Good SMEs in India are found in top-notch institutions like IITs and IIMs and other research organizations. In the absence of an industry-academic interface such competent SMEs remain largely ignored. Although there are instances wherein some e-learning companies had attempted to hire these top-notch experts for content validation, the association has been mostly effete. After all, too longer an association with the resources from the intellectual realm is neither ‘safe’ nor ‘healthy’ for the odd bunch of self-proclaimed e-learning gurus in India.
In their own interest and the interest of their serious learners, it’s high time that clients start questioning the veracity of e-learning vendors in India. Its time that clients do some tough talk and force Indian vendors to sign a legitimate contract spelling out penalty clauses for serving the courses with ‘unwanted content’ and ‘styles’. They should make it mandatory for all e-learning solutions provider to spell out the competence level of the SMEs to be employed for a particular course.
Getting the Right Strategy
Disorganized people cannot think of strategy. In a scenario where much of the resources in Indian e-learning industry remain untrained and are ill-bred, learning strategies are difficult to come by.
Successful e-learning necessitates a powerful strategy. And it is pertinent that all e-learning strategies be grounded in strong research. Just the way a teacher would adopt a different style of teaching in a classroom setting for different groups of students, e-learning too essentially requires a good strategy that sets the platform for optimum learning.
Working on the strategy brings us to the realm of RESEARCH – a realm of the intellectuals. Where most resources in the Indian e-learning industry have a foreboding academic stint, one could help but wonder on whether these individuals can bear the onus of setting a good strategy for learning.
Getting the strategy for effective learning requires a deeper understanding of the audience profile, the technological ‘comfort level’ of the users and also their ‘attitudes’ towards learning. Studies on these aspects should be done at a micro-level.
Most e-learning professionals are not even aware that e-learning is Mass Communication – a communication that is very powerful when compared to the mass media. While the news products available in the mass media have a short shelf life, the shelf life of an e-learning course could span months, or several years.
Most e-learning companies in India do little or no research before involving in courseware designs. All they are aware of Bloom, Merrill et al – thanks to the Internet. Fortunately, so far most e-learning courses that have Indian companies were entrusted to develop were predefined by their clients and there were only a handful of cases where Indian companies ever got the opportunity to develop end-to-end e-learning solutions. Even with that the mess is all too much to describe.

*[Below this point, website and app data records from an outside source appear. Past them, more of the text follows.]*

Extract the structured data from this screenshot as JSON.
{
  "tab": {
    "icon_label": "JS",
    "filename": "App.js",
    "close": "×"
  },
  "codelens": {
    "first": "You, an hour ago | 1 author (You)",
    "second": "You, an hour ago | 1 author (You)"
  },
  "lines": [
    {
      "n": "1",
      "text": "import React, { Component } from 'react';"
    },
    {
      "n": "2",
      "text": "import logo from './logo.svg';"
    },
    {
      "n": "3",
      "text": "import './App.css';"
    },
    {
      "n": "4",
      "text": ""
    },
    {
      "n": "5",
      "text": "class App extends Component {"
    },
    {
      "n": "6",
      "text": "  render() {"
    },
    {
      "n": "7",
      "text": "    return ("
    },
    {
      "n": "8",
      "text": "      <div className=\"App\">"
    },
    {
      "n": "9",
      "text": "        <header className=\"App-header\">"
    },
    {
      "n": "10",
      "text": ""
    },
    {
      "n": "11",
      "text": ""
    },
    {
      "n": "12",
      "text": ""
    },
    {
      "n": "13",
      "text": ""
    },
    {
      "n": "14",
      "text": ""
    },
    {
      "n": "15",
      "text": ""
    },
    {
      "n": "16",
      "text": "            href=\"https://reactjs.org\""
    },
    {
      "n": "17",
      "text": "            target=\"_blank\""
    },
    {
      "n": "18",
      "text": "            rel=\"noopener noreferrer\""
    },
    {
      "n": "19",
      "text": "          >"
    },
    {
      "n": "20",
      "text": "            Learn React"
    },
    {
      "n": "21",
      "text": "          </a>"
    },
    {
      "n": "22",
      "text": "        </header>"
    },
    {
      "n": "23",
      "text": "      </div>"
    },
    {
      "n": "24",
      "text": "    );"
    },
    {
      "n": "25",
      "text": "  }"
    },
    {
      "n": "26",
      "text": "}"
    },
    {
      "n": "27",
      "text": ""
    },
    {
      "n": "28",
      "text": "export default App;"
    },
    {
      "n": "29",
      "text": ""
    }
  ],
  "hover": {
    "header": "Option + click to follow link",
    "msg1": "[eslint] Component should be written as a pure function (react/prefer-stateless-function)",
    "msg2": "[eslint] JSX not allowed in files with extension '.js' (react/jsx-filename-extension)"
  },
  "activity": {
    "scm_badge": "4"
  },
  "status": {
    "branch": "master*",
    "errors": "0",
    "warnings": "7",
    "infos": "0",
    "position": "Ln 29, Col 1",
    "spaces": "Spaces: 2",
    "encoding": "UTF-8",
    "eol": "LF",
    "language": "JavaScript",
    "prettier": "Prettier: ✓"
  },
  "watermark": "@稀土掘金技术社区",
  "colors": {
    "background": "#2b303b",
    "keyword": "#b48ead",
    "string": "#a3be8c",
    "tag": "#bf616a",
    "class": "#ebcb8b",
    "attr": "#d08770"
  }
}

Today, any attempt to seek the services of Indian e-learning companies should be well-researched and well-thought. A slight indecisiveness could land clients into the hands of ‘e-learning rogues’ who are teeming in India.